ut[] = BC;
boundary(all);
}

Apart from the particle advection in the r and z direction, the \theta direction needs to be threated as well.

int j = 0;
while (j < n_part){
loc[j].z += dt*interpolate(ut, loc[j].x, loc[j].y);
j++;
}
}

## Generating the visialization

If we wish to view the paths of the tracers, some extra care is required not to let the 2D Basilisk view functionalities limit our artistic freedom.

// This is copied from draw.h
static void glvertex3d (bview * view, double x, double y, double z) {
if (view->map) {
coord p = {x, y, z};
view->map (&p);
glVertex3d (p.x, p.y, p.z);
}
else
glVertex3d (x, y, z);
}

struct _scatter {
coord * loc;    // Coordinates
float s, pc[3], coefs[3]; // point size, colour and distance attenuation coefs.
};

void glPointParameterfv (GLenum pname, const GLfloat * params);

trace
void scatter3Din2D(struct _scatter p){// Modified from scatter.h
bview * view = draw();
if (!p.coefs[0]){ // A guess:
p.coefs[0] = 0.01;
p.coefs[1] = 0.2;
p.coefs[2] = 0.5;
}
glPointParameterfv(GL_POINT_DISTANCE_ATTENUATION, p.coefs);
if (p.pc)
glColor3f(p.pc[0], p.pc[1], p.pc[2]);
if (!p.s)
p.s = 20;
glPointSize(p.s);
glBegin (GL_POINTS);
for (int j = 0; j < n_part; j++)
glvertex3d (view, p.loc[j].x, p.loc[j].y*cos(loc[j].z), p.loc[j].y*sin(loc[j].z));
glEnd();
view->ni++;
}

This is the movie-making event.

event movie( t += 0.05; t <= 100){
view(phi = 0.5);
scalar omega[];
vorticity(u, omega);
view (fov = 30, quat = {-0.170586,0.0694095,-0.696274,0.693747},
tx = -0.0209548, ty = -0.204598, width = 650, height = 400);
draw_vof ("f", lw=6);
box();
scatter3Din2D(loc = loc);
mirror ({-1}){
draw_vof ("f", lw=6);
box();
}
if (fabs(t-tf) < 1)
draw_string("Switch BCs", size = 25);
save ("mov.mp4");
}

## Movie

Remember that the flowfield \overrightarrow{u} is 2D: (\overrightarrow{u}(r,z)).

The bounding domain (box), the free surface (black line) and flow tracers (dots)

It appears that the tracers are well mixed by the secondary circulation after a few rotations, a nice example of laminar mixing.
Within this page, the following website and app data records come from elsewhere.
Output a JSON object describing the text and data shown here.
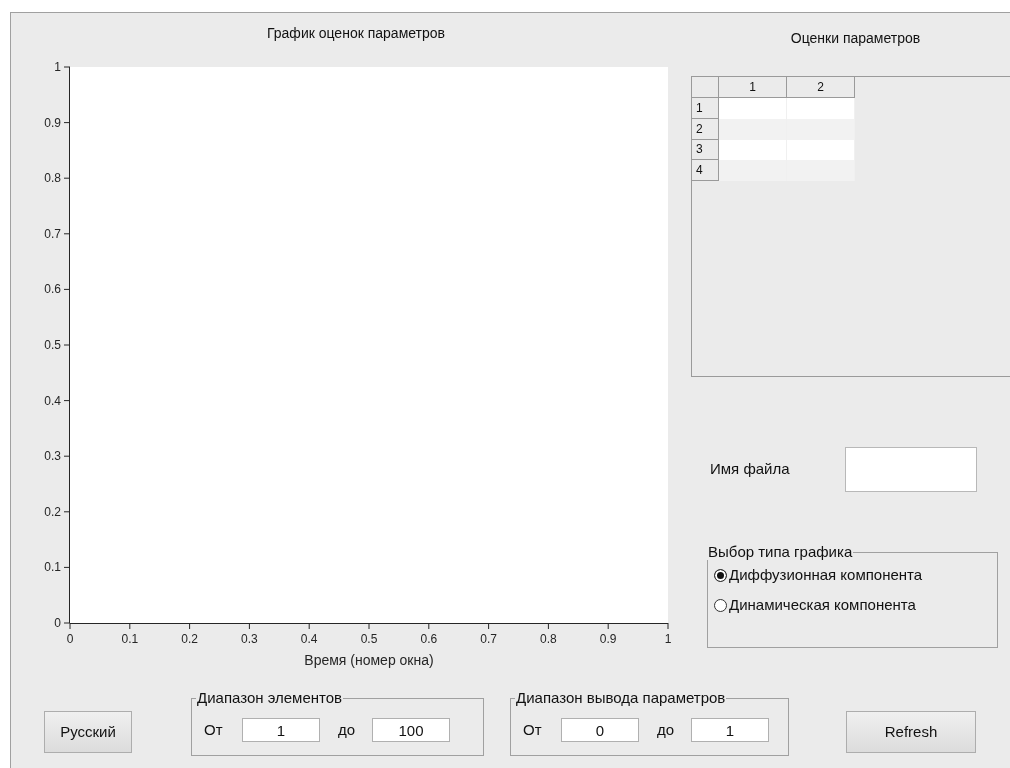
{
  "plot": {
    "chart_data": {
      "type": "line",
      "title": "График оценок параметров",
      "xlabel": "Время (номер окна)",
      "xlim": [
        0,
        1
      ],
      "ylim": [
        0,
        1
      ],
      "xticks": [
        0,
        0.1,
        0.2,
        0.3,
        0.4,
        0.5,
        0.6,
        0.7,
        0.8,
        0.9,
        1
      ],
      "yticks": [
        0,
        0.1,
        0.2,
        0.3,
        0.4,
        0.5,
        0.6,
        0.7,
        0.8,
        0.9,
        1
      ]
    }
  },
  "estimates": {
    "title": "Оценки параметров",
    "columns": [
      "1",
      "2"
    ],
    "rows": [
      {
        "label": "1"
      },
      {
        "label": "2"
      },
      {
        "label": "3"
      },
      {
        "label": "4"
      }
    ]
  },
  "file_name": {
    "label": "Имя файла"
  },
  "plot_type": {
    "title": "Выбор типа графика",
    "options": [
      {
        "label": "Диффузионная компонента",
        "selected": true
      },
      {
        "label": "Динамическая компонента",
        "selected": false
      }
    ]
  },
  "language_button": "Русский",
  "element_range": {
    "title": "Диапазон элементов",
    "from_label": "От",
    "from": "1",
    "to_label": "до",
    "to": "100"
  },
  "output_range": {
    "title": "Диапазон вывода параметров",
    "from_label": "От",
    "from": "0",
    "to_label": "до",
    "to": "1"
  },
  "refresh_button": "Refresh"
}
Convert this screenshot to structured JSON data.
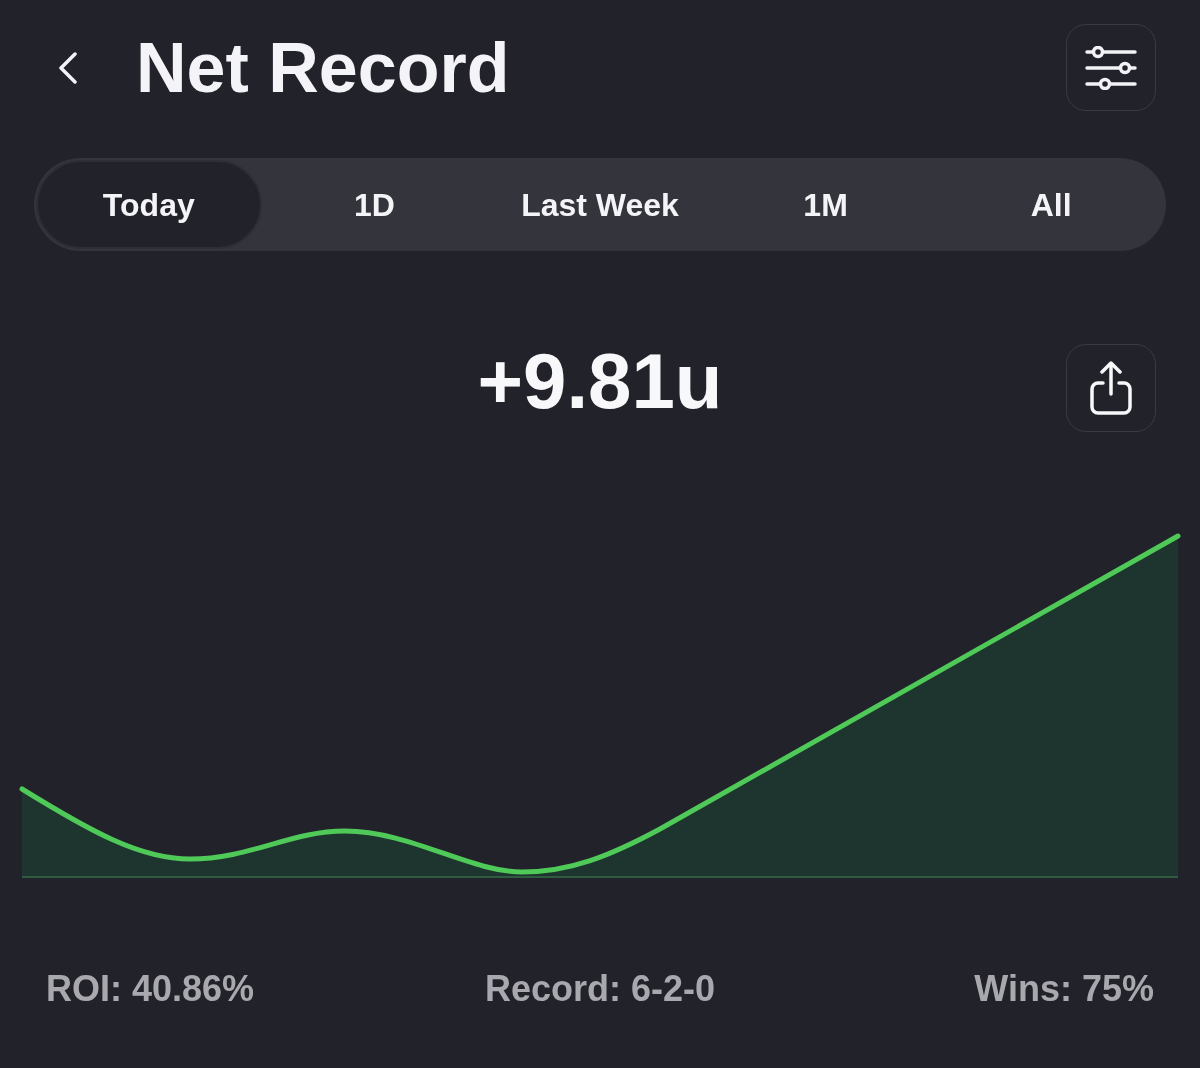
{
  "header": {
    "title": "Net Record"
  },
  "tabs": [
    {
      "label": "Today",
      "selected": true
    },
    {
      "label": "1D",
      "selected": false
    },
    {
      "label": "Last Week",
      "selected": false
    },
    {
      "label": "1M",
      "selected": false
    },
    {
      "label": "All",
      "selected": false
    }
  ],
  "summary": {
    "net_units": "+9.81u"
  },
  "stats": [
    {
      "text": "ROI: 40.86%"
    },
    {
      "text": "Record: 6-2-0"
    },
    {
      "text": "Wins: 75%"
    }
  ]
}
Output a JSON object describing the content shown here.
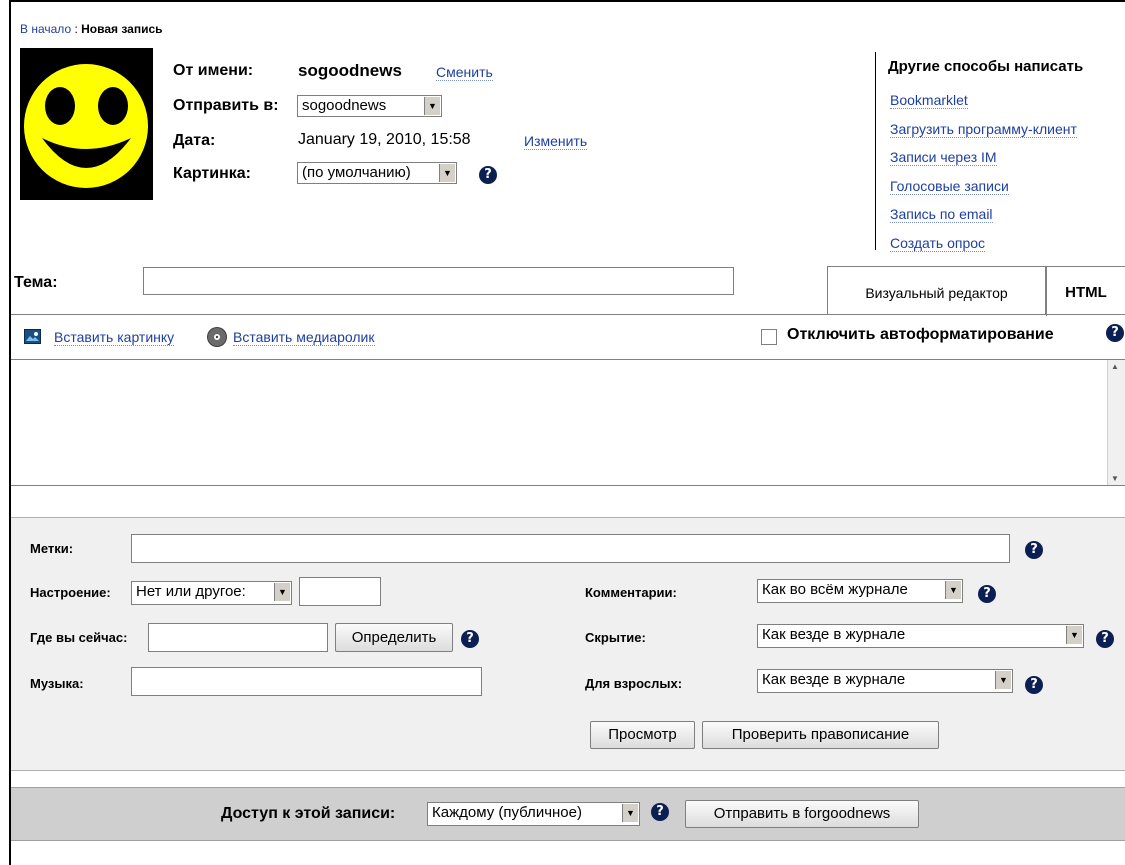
{
  "breadcrumb": {
    "home": "В начало",
    "separator": " : ",
    "current": "Новая запись"
  },
  "author": {
    "label": "От имени:",
    "name": "sogoodnews",
    "change": "Сменить"
  },
  "send_to": {
    "label": "Отправить в:",
    "value": "sogoodnews"
  },
  "date": {
    "label": "Дата:",
    "value": "January 19, 2010, 15:58",
    "change": "Изменить"
  },
  "picture": {
    "label": "Картинка:",
    "value": "(по умолчанию)"
  },
  "other_ways": {
    "title": "Другие способы написать",
    "items": [
      "Bookmarklet",
      "Загрузить программу-клиент",
      "Записи через IM",
      "Голосовые записи",
      "Запись по email",
      "Создать опрос"
    ]
  },
  "subject": {
    "label": "Тема:",
    "value": ""
  },
  "tabs": {
    "visual": "Визуальный редактор",
    "html": "HTML"
  },
  "toolbar": {
    "insert_image": "Вставить картинку",
    "insert_media": "Вставить медиаролик",
    "disable_autoformat": "Отключить автоформатирование"
  },
  "options": {
    "tags_label": "Метки:",
    "mood_label": "Настроение:",
    "mood_value": "Нет или другое:",
    "location_label": "Где вы сейчас:",
    "detect_button": "Определить",
    "music_label": "Музыка:",
    "comments_label": "Комментарии:",
    "comments_value": "Как во всём журнале",
    "screening_label": "Скрытие:",
    "screening_value": "Как везде в журнале",
    "adult_label": "Для взрослых:",
    "adult_value": "Как везде в журнале",
    "preview_button": "Просмотр",
    "spellcheck_button": "Проверить правописание"
  },
  "footer": {
    "access_label": "Доступ к этой записи:",
    "access_value": "Каждому (публичное)",
    "submit_button": "Отправить в forgoodnews"
  },
  "help_glyph": "?",
  "colors": {
    "link": "#1f3f9f",
    "smiley": "#ffff00",
    "bar": "#cfcfcf",
    "panel": "#f0f0f0"
  }
}
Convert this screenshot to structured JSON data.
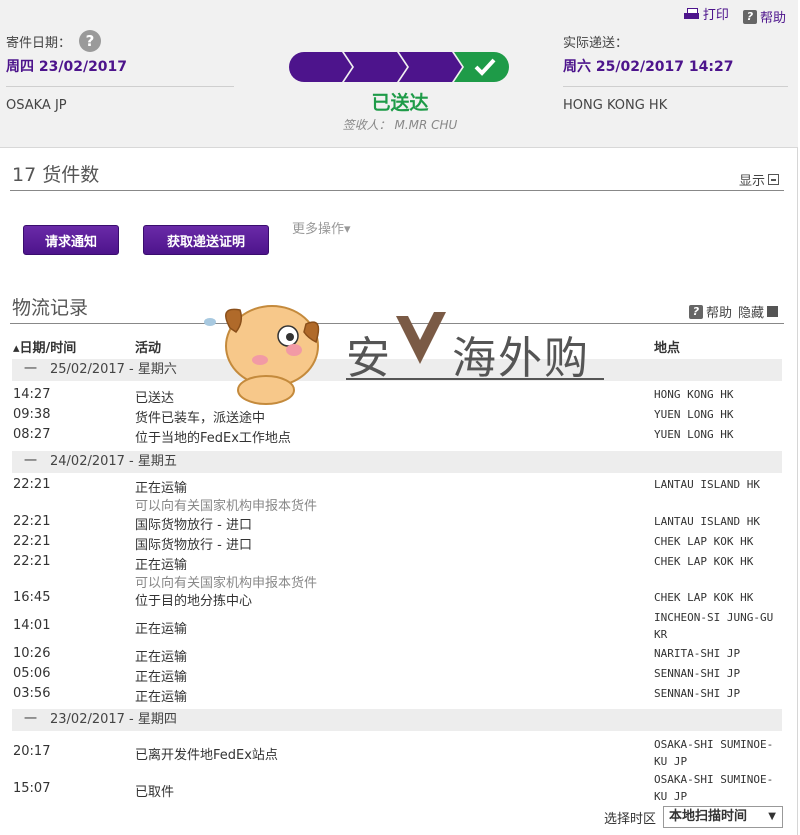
{
  "toolbar": {
    "print": "打印",
    "help": "帮助"
  },
  "header": {
    "ship_label": "寄件日期：",
    "ship_date": "周四 23/02/2017",
    "origin": "OSAKA JP",
    "actual_label": "实际递送：",
    "actual_date": "周六 25/02/2017 14:27",
    "destination": "HONG KONG HK",
    "status": "已送达",
    "signed_by": "签收人： M.MR CHU",
    "progress_steps": 4,
    "progress_done": 4,
    "colors": {
      "purple": "#4d148c",
      "green": "#1e9b48"
    }
  },
  "pieces": {
    "title": "17 货件数",
    "toggle": "显示",
    "notify_button": "请求通知",
    "proof_button": "获取递送证明",
    "more_actions": "更多操作▾"
  },
  "history": {
    "title": "物流记录",
    "help": "帮助",
    "hide": "隐藏",
    "col_datetime": "▴日期/时间",
    "col_activity": "活动",
    "col_location": "地点",
    "days": [
      {
        "date": "一　25/02/2017 - 星期六",
        "events": [
          {
            "time": "14:27",
            "activity": "已送达",
            "sub": "",
            "location": "HONG KONG HK"
          },
          {
            "time": "09:38",
            "activity": "货件已装车，派送途中",
            "sub": "",
            "location": "YUEN LONG HK"
          },
          {
            "time": "08:27",
            "activity": "位于当地的FedEx工作地点",
            "sub": "",
            "location": "YUEN LONG HK"
          }
        ]
      },
      {
        "date": "一　24/02/2017 - 星期五",
        "events": [
          {
            "time": "22:21",
            "activity": "正在运输",
            "sub": "可以向有关国家机构申报本货件",
            "location": "LANTAU ISLAND HK"
          },
          {
            "time": "22:21",
            "activity": "国际货物放行 - 进口",
            "sub": "",
            "location": "LANTAU ISLAND HK"
          },
          {
            "time": "22:21",
            "activity": "国际货物放行 - 进口",
            "sub": "",
            "location": "CHEK LAP KOK HK"
          },
          {
            "time": "22:21",
            "activity": "正在运输",
            "sub": "可以向有关国家机构申报本货件",
            "location": "CHEK LAP KOK HK"
          },
          {
            "time": "16:45",
            "activity": "位于目的地分拣中心",
            "sub": "",
            "location": "CHEK LAP KOK HK"
          },
          {
            "time": "14:01",
            "activity": "正在运输",
            "sub": "",
            "location": "INCHEON-SI JUNG-GU KR"
          },
          {
            "time": "10:26",
            "activity": "正在运输",
            "sub": "",
            "location": "NARITA-SHI JP"
          },
          {
            "time": "05:06",
            "activity": "正在运输",
            "sub": "",
            "location": "SENNAN-SHI JP"
          },
          {
            "time": "03:56",
            "activity": "正在运输",
            "sub": "",
            "location": "SENNAN-SHI JP"
          }
        ]
      },
      {
        "date": "一　23/02/2017 - 星期四",
        "events": [
          {
            "time": "20:17",
            "activity": "已离开发件地FedEx站点",
            "sub": "",
            "location": "OSAKA-SHI SUMINOE-KU JP"
          },
          {
            "time": "15:07",
            "activity": "已取件",
            "sub": "",
            "location": "OSAKA-SHI SUMINOE-KU JP"
          }
        ]
      }
    ]
  },
  "watermark": {
    "text_left": "安",
    "text_right": "海外购"
  },
  "timezone": {
    "label": "选择时区",
    "selected": "本地扫描时间"
  }
}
Consider using this mechanism next time you wish to mix milk in your coffee.